───── INPUT RECORDS ─────

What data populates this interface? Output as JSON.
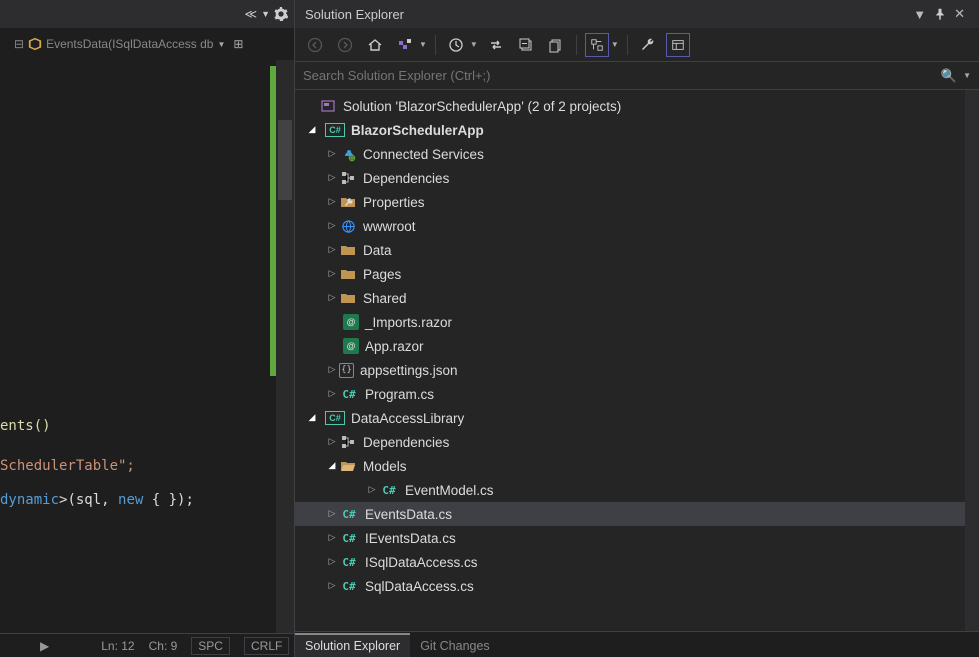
{
  "editor": {
    "tab_label": "EventsData(ISqlDataAccess db",
    "code_fn": "ents()",
    "code_str_line": "SchedulerTable\";",
    "code_generic_kw": "dynamic",
    "code_call": ">(sql, ",
    "code_new_kw": "new",
    "code_rest": " { });"
  },
  "status": {
    "ln": "Ln: 12",
    "ch": "Ch: 9",
    "spc": "SPC",
    "crlf": "CRLF"
  },
  "panel": {
    "title": "Solution Explorer",
    "search_placeholder": "Search Solution Explorer (Ctrl+;)"
  },
  "tree": {
    "solution": "Solution 'BlazorSchedulerApp' (2 of 2 projects)",
    "proj1": "BlazorSchedulerApp",
    "connected": "Connected Services",
    "deps": "Dependencies",
    "properties": "Properties",
    "wwwroot": "wwwroot",
    "data": "Data",
    "pages": "Pages",
    "shared": "Shared",
    "imports": "_Imports.razor",
    "app_razor": "App.razor",
    "appsettings": "appsettings.json",
    "program": "Program.cs",
    "proj2": "DataAccessLibrary",
    "deps2": "Dependencies",
    "models": "Models",
    "eventmodel": "EventModel.cs",
    "eventsdata": "EventsData.cs",
    "ieventsdata": "IEventsData.cs",
    "isqldata": "ISqlDataAccess.cs",
    "sqldata": "SqlDataAccess.cs"
  },
  "bottom_tabs": {
    "se": "Solution Explorer",
    "git": "Git Changes"
  }
}
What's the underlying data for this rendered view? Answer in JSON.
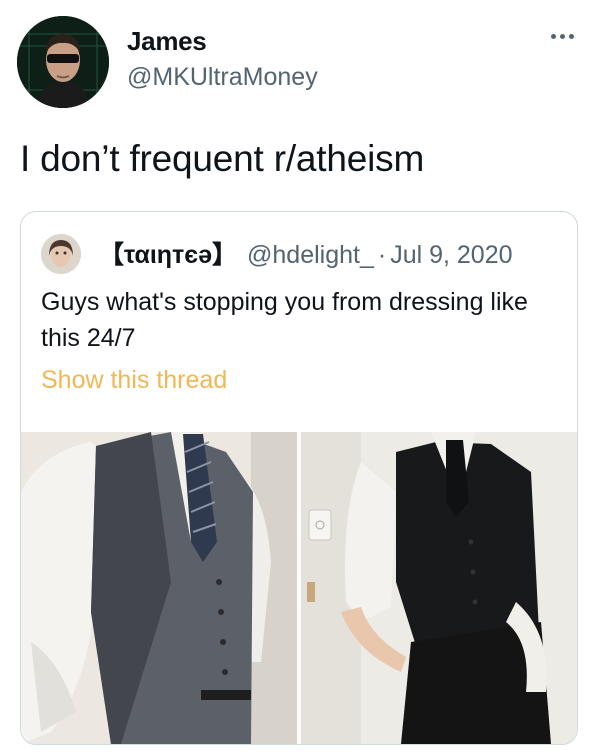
{
  "tweet": {
    "author": {
      "name": "James",
      "handle": "@MKUltraMoney",
      "avatar_icon": "user-avatar-sunglasses"
    },
    "text": "I don’t frequent r/atheism",
    "more_icon": "more-horizontal-icon",
    "quoted": {
      "name": "【ταιηтєә】",
      "handle": "@hdelight_",
      "separator": "·",
      "date": "Jul 9, 2020",
      "body": "Guys what's stopping you from dressing like this 24/7",
      "show_thread": "Show this thread",
      "photos": [
        "photo-grey-vest-mirror",
        "photo-black-vest-pose"
      ]
    }
  },
  "colors": {
    "text_primary": "#0f1419",
    "text_secondary": "#536471",
    "link_accent": "#f2b655",
    "card_border": "#cfd9de"
  }
}
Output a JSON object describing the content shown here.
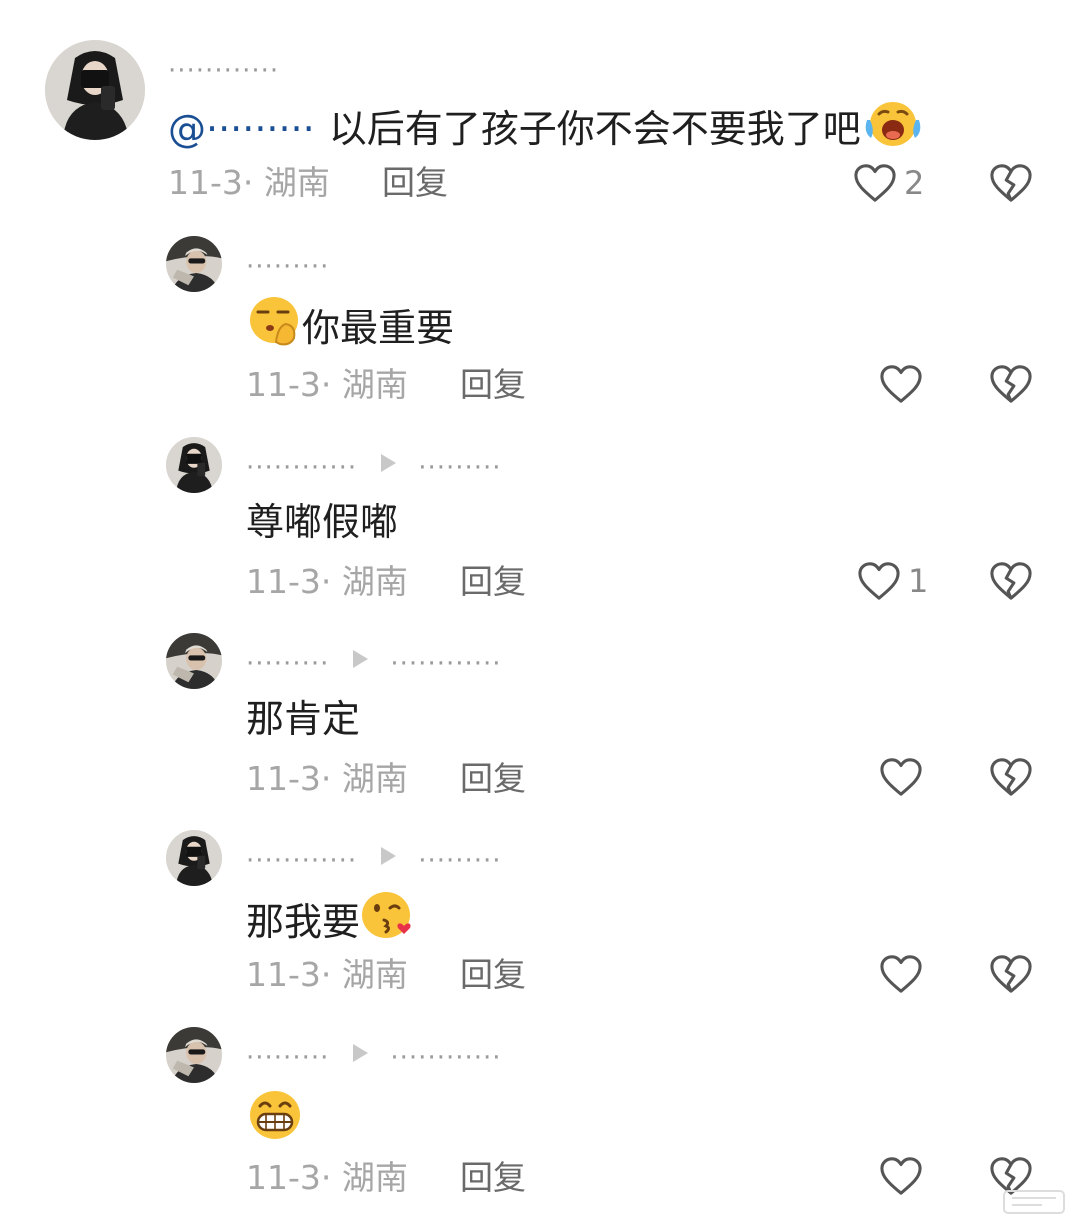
{
  "comments": [
    {
      "username": "············",
      "mention": "@·········",
      "text": "以后有了孩子你不会不要我了吧",
      "emoji": "sweat-cry-emoji",
      "meta": "11-3· 湖南",
      "reply_label": "回复",
      "likes": "2"
    },
    {
      "username": "·········",
      "emoji": "shush-emoji",
      "text": "你最重要",
      "meta": "11-3· 湖南",
      "reply_label": "回复",
      "likes": ""
    },
    {
      "username": "············",
      "reply_to": "·········",
      "text": "尊嘟假嘟",
      "meta": "11-3· 湖南",
      "reply_label": "回复",
      "likes": "1"
    },
    {
      "username": "·········",
      "reply_to": "············",
      "text": "那肯定",
      "meta": "11-3· 湖南",
      "reply_label": "回复",
      "likes": ""
    },
    {
      "username": "············",
      "reply_to": "·········",
      "text": "那我要",
      "emoji": "kiss-emoji",
      "meta": "11-3· 湖南",
      "reply_label": "回复",
      "likes": ""
    },
    {
      "username": "·········",
      "reply_to": "············",
      "emoji": "grin-emoji",
      "meta": "11-3· 湖南",
      "reply_label": "回复",
      "likes": ""
    }
  ],
  "colors": {
    "mention": "#1b4f93",
    "meta": "#a6a6a6",
    "icon": "#555555"
  }
}
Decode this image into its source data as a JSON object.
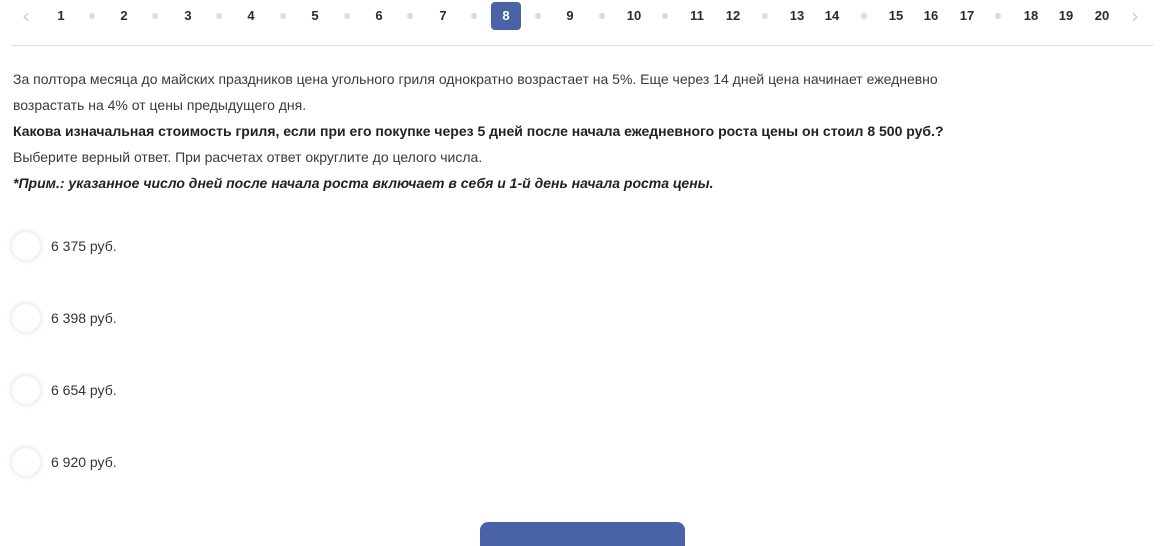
{
  "pagination": {
    "prev_icon": "‹",
    "next_icon": "›",
    "pages": [
      "1",
      "2",
      "3",
      "4",
      "5",
      "6",
      "7",
      "8",
      "9",
      "10",
      "11",
      "12",
      "13",
      "14",
      "15",
      "16",
      "17",
      "18",
      "19",
      "20"
    ],
    "active_page": "8"
  },
  "question": {
    "text_line1": "За полтора месяца до майских праздников цена угольного гриля однократно возрастает на 5%. Еще через 14 дней цена начинает ежедневно",
    "text_line2": "возрастать на 4% от цены предыдущего дня.",
    "prompt": "Какова изначальная стоимость гриля, если при его покупке через 5 дней после начала ежедневного роста цены он стоил 8 500 руб.?",
    "instruction": "Выберите верный ответ. При расчетах ответ округлите до целого числа.",
    "note": "*Прим.: указанное число дней после начала роста включает в себя и 1-й день начала роста цены."
  },
  "answers": [
    {
      "label": "6 375 руб."
    },
    {
      "label": "6 398 руб."
    },
    {
      "label": "6 654 руб."
    },
    {
      "label": "6 920 руб."
    }
  ],
  "colors": {
    "accent": "#4a63a6",
    "divider": "#dedede"
  }
}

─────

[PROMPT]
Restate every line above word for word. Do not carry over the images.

[RESULT BELOW]
What data populates this interface? Output as JSON.
{
  "editor": {
    "tab_label": "EventsData(ISqlDataAccess db",
    "code_fn": "ents()",
    "code_str_line": "SchedulerTable\";",
    "code_generic_kw": "dynamic",
    "code_call": ">(sql, ",
    "code_new_kw": "new",
    "code_rest": " { });"
  },
  "status": {
    "ln": "Ln: 12",
    "ch": "Ch: 9",
    "spc": "SPC",
    "crlf": "CRLF"
  },
  "panel": {
    "title": "Solution Explorer",
    "search_placeholder": "Search Solution Explorer (Ctrl+;)"
  },
  "tree": {
    "solution": "Solution 'BlazorSchedulerApp' (2 of 2 projects)",
    "proj1": "BlazorSchedulerApp",
    "connected": "Connected Services",
    "deps": "Dependencies",
    "properties": "Properties",
    "wwwroot": "wwwroot",
    "data": "Data",
    "pages": "Pages",
    "shared": "Shared",
    "imports": "_Imports.razor",
    "app_razor": "App.razor",
    "appsettings": "appsettings.json",
    "program": "Program.cs",
    "proj2": "DataAccessLibrary",
    "deps2": "Dependencies",
    "models": "Models",
    "eventmodel": "EventModel.cs",
    "eventsdata": "EventsData.cs",
    "ieventsdata": "IEventsData.cs",
    "isqldata": "ISqlDataAccess.cs",
    "sqldata": "SqlDataAccess.cs"
  },
  "bottom_tabs": {
    "se": "Solution Explorer",
    "git": "Git Changes"
  }
}
What's the underlying data for this rendered view? Answer in JSON.
{
  "tweet": {
    "author": {
      "name": "James",
      "handle": "@MKUltraMoney",
      "avatar_icon": "user-avatar-sunglasses"
    },
    "text": "I don’t frequent r/atheism",
    "more_icon": "more-horizontal-icon",
    "quoted": {
      "name": "【ταιηтєә】",
      "handle": "@hdelight_",
      "separator": "·",
      "date": "Jul 9, 2020",
      "body": "Guys what's stopping you from dressing like this 24/7",
      "show_thread": "Show this thread",
      "photos": [
        "photo-grey-vest-mirror",
        "photo-black-vest-pose"
      ]
    }
  },
  "colors": {
    "text_primary": "#0f1419",
    "text_secondary": "#536471",
    "link_accent": "#f2b655",
    "card_border": "#cfd9de"
  }
}
Output a JSON object describing the content shown here.
{
  "comments": [
    {
      "username": "············",
      "mention": "@·········",
      "text": "以后有了孩子你不会不要我了吧",
      "emoji": "sweat-cry-emoji",
      "meta": "11-3· 湖南",
      "reply_label": "回复",
      "likes": "2"
    },
    {
      "username": "·········",
      "emoji": "shush-emoji",
      "text": "你最重要",
      "meta": "11-3· 湖南",
      "reply_label": "回复",
      "likes": ""
    },
    {
      "username": "············",
      "reply_to": "·········",
      "text": "尊嘟假嘟",
      "meta": "11-3· 湖南",
      "reply_label": "回复",
      "likes": "1"
    },
    {
      "username": "·········",
      "reply_to": "············",
      "text": "那肯定",
      "meta": "11-3· 湖南",
      "reply_label": "回复",
      "likes": ""
    },
    {
      "username": "············",
      "reply_to": "·········",
      "text": "那我要",
      "emoji": "kiss-emoji",
      "meta": "11-3· 湖南",
      "reply_label": "回复",
      "likes": ""
    },
    {
      "username": "·········",
      "reply_to": "············",
      "emoji": "grin-emoji",
      "meta": "11-3· 湖南",
      "reply_label": "回复",
      "likes": ""
    }
  ],
  "colors": {
    "mention": "#1b4f93",
    "meta": "#a6a6a6",
    "icon": "#555555"
  }
}
Decode this image into its source data as a JSON object.
{
  "pagination": {
    "prev_icon": "‹",
    "next_icon": "›",
    "pages": [
      "1",
      "2",
      "3",
      "4",
      "5",
      "6",
      "7",
      "8",
      "9",
      "10",
      "11",
      "12",
      "13",
      "14",
      "15",
      "16",
      "17",
      "18",
      "19",
      "20"
    ],
    "active_page": "8"
  },
  "question": {
    "text_line1": "За полтора месяца до майских праздников цена угольного гриля однократно возрастает на 5%. Еще через 14 дней цена начинает ежедневно",
    "text_line2": "возрастать на 4% от цены предыдущего дня.",
    "prompt": "Какова изначальная стоимость гриля, если при его покупке через 5 дней после начала ежедневного роста цены он стоил 8 500 руб.?",
    "instruction": "Выберите верный ответ. При расчетах ответ округлите до целого числа.",
    "note": "*Прим.: указанное число дней после начала роста включает в себя и 1-й день начала роста цены."
  },
  "answers": [
    {
      "label": "6 375 руб."
    },
    {
      "label": "6 398 руб."
    },
    {
      "label": "6 654 руб."
    },
    {
      "label": "6 920 руб."
    }
  ],
  "colors": {
    "accent": "#4a63a6",
    "divider": "#dedede"
  }
}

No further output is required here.